It's been way too long since my last post. I've actually done a little fishing in that time, but also had a LOT of work, and just haven't been able to carve out the time to do a post.
(Make sure you click on the pictures to see them full sized)
The cabin - I LOVE IT here!
The view of the creek from the cabin
The big palamino trout just downstream from the cabin
This adventure took place on June 2nd. I got a chance to spend a day back in PA on some trout waters. It's a lot of travel for a day's worth of fishing, but I think it's worth it. When I get back to PA and have only a day, I really need to make a decision beforehand as to whether I'll fish the stocked, larger streams, or spend the day on the tiny, unstocked Class A Wild Trout waters. The stream where the cabin is located is a very popular stocked trout stream. I've had many happy days on this water, and basically learned to flyfish on it. As you can see from the picture, it is a beautiful stream, and has some pretty nice fish stocked in - at least occasionally. The palamino trout in the picture was at least 18", maybe 20" long. Even though there are trout literally a cast away from the cabin porch, inevitably I am drawn to the remote tributaries.
This was no different. I spent my one day there on a small feeder stream to a larger feeder of the main stream in the valley. This is SMALL, skinny water inhabited by wild native brook trout. The prevailing wisdom says that if you can get a dry fly over them without spooking them, they'll hit it. It's not about the right fly choice - I fished a red #16 Humpy all day. So, at face value, it really shouldn't be that hard.

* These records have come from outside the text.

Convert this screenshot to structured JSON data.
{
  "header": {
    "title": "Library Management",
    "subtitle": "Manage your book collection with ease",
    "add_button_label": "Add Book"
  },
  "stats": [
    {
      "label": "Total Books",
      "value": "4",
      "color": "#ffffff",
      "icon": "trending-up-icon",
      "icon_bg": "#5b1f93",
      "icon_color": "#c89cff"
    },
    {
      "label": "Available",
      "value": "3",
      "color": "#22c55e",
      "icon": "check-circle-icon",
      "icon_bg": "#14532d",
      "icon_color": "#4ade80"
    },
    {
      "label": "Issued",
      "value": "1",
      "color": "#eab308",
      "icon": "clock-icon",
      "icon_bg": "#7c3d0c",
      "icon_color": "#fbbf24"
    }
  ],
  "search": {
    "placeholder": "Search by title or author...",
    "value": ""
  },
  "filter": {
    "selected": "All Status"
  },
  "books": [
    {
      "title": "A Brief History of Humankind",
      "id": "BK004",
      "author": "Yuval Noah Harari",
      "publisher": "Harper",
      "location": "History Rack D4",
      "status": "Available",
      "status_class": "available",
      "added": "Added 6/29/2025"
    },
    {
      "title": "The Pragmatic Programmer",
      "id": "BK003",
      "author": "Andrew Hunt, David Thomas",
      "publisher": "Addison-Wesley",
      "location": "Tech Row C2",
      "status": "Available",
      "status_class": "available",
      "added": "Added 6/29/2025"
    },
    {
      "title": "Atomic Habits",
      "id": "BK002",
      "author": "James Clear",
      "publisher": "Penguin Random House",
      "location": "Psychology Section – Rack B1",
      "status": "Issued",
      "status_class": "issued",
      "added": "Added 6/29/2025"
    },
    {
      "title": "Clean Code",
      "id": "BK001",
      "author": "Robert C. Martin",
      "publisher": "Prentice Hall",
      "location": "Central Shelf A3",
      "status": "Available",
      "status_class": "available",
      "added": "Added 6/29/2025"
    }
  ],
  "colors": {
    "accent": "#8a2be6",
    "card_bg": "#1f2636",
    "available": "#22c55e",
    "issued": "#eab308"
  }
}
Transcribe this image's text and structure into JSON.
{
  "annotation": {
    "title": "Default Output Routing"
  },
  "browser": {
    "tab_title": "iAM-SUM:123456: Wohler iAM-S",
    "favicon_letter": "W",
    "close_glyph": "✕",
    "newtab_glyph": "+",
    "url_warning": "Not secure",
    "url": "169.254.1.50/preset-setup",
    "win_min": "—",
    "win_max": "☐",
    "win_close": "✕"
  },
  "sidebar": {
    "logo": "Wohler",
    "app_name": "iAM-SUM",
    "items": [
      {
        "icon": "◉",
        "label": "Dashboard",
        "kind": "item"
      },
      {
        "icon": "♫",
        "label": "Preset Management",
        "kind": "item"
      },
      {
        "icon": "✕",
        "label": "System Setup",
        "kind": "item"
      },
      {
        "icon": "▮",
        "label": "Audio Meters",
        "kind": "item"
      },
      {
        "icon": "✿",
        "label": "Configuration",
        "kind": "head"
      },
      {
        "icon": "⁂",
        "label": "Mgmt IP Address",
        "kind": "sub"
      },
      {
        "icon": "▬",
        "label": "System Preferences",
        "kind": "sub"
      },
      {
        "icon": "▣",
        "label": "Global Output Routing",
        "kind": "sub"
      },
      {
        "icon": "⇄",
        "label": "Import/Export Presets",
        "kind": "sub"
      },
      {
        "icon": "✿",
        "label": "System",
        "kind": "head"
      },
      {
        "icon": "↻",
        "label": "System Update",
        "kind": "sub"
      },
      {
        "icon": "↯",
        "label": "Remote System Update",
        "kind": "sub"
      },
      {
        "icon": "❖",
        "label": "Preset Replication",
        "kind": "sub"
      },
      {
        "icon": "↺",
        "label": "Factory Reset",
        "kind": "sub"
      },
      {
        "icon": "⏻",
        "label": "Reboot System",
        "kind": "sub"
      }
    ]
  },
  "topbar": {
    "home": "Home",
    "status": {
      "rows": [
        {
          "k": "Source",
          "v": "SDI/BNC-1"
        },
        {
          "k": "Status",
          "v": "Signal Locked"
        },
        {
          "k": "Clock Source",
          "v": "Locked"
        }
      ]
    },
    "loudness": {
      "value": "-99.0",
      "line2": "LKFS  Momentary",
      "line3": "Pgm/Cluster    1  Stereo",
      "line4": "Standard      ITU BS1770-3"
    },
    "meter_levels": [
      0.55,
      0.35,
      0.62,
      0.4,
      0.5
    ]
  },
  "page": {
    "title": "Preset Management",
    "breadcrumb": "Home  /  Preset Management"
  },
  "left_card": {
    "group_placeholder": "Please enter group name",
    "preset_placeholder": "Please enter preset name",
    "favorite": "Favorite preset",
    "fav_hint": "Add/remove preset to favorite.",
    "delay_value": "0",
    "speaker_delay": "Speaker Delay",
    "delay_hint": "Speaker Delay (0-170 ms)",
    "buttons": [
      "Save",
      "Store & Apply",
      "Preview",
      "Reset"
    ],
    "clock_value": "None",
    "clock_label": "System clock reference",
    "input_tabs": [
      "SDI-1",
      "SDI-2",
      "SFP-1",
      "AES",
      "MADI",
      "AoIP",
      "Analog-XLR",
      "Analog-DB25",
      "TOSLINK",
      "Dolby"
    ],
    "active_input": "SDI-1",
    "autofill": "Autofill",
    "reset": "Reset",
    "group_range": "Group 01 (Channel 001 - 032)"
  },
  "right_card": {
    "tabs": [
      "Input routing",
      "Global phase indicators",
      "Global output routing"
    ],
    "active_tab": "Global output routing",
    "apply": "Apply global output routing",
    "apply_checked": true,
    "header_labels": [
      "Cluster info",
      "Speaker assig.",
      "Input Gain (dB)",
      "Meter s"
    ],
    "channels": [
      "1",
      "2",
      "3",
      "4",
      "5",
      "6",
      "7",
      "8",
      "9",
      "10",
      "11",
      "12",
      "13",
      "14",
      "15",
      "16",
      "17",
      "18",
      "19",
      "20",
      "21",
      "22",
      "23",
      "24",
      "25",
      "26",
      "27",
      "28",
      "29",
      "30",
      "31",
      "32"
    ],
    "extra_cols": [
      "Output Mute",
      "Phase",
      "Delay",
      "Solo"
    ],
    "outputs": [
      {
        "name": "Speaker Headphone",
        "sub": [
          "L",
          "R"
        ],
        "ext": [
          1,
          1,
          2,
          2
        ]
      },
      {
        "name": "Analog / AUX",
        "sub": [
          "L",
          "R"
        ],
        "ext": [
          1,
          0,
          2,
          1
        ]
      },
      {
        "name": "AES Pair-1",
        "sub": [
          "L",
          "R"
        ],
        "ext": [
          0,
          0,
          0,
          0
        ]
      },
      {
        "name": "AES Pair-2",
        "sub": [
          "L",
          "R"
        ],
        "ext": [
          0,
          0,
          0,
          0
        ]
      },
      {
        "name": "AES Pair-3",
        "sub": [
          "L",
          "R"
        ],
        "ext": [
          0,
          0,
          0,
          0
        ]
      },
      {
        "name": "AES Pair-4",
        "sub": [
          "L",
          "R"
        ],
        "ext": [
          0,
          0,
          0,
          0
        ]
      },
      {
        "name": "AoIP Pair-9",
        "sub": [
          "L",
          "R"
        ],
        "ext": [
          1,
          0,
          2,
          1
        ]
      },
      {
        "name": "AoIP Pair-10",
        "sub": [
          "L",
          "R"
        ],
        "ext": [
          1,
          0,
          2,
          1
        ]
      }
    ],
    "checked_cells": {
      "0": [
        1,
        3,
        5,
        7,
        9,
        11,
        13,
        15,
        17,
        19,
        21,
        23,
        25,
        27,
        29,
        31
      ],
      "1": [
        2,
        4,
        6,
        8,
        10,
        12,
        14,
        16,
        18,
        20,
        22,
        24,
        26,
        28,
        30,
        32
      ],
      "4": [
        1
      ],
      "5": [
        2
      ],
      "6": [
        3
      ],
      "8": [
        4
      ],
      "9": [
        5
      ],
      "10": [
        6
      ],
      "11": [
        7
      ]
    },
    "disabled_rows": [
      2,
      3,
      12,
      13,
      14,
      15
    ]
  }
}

Little native brookie
Well, it is. The grass/ tree limbs/ fallen trees limit EVERY cast. Most of your casts are roll casts. Nothing is longer than 30-35'. The best looking plunge pools - the ones with the longest deep water - are actually the toughest to catch anything in. Why? You inevitably spook a coupe of 5" brookies in the tail of the pool, and they madly dash into the heart of the pool and scare the hell out of every fish in the area. I found out years ago that the best, most productive water on these streams is the short stretches of pocket water. Might only be 2 feet long and a foot deep, but the current hides the fish (and you) and they don't spook as easily.
Love these natives!
Tough to be stealthy here
I've never been able to pinpoint the allure of these tiny trout . I've caught hundreds, if not thousands of them in PA and NY, and have caught a total of 2 over 10". My fishing partners all think I'm nuts for chasing with them, but I love 'em. They're beautiful, and they're SUPPOSED to be there. They just belong.
I caught a bunch of fish on this day, all small. My weapon of choice for these streams is a 5 pc., 6'9" Winston 3 wt. LT rod. A small box of flies, some dessicant and floatant, extra tippet material, and you're ready to go. And, of course a camera.
I saw some interesting things on the roadless valley I fished. As I was walking out, I saw a female grouse ahead of me on a dirt road and, as I neared her, she put on a terrific "crippled bird" display. She would come out in the open, drag her wing in the dirt, call to me, and try to lure me away from where I was standing. I had heard about this, but never seen it personally. There was obviously a brood of chicks nearby. I saw the grass move, and smiled as I walked toward the hen. After she "lured me away", she flew back to her chicks. Very cool.
Grouse on a dirt road - sorry for the blurry image
I also saw something that I've never seen or heard of. I welcome ANY AND ALL comments as to this behavior. I was walking and noticed a bunch of butterflies ahead. That's not unusual - there are a ton of butterflies in these mountains, mostly along the creeks. But as I neared, I saw that they were on an old, not-quite-stripped deer carcass. Why would butterflies gather on a deer ribcage??? Did I miss the evolution chapter where they became carnivores?
Butterflies on a deer carcass
More "Carnivore Butterflies"
I stopped along the stream that this tributary feeds into as I left. It is a stocked stream with a fair amount of natural reproduction, too. A pile of stocked rainbows were stacked up under a small bridge. Even though they were very picky in the gin clear waters, it just wasn't the same as fishing for wild fish. I watched them for a while and left. On the way back to the cabin, I saw 2 Eastern Box turtles on the road, which I "assisted" on their journey across the road. Then I came upon a less gracious turtle crossing the road. He wasn't nearly as happy as the box turtles to let me help him along his way!
2 visible trout below the bridge on Cross Fork Ck.
A snapper crossing the road
Living in Illinois is OK, but when I return - even briefly - to the mountains, be they PA or COL, I remember how much I miss them. Short of moving, I really need ot figure out a way to spend more time in the mountains.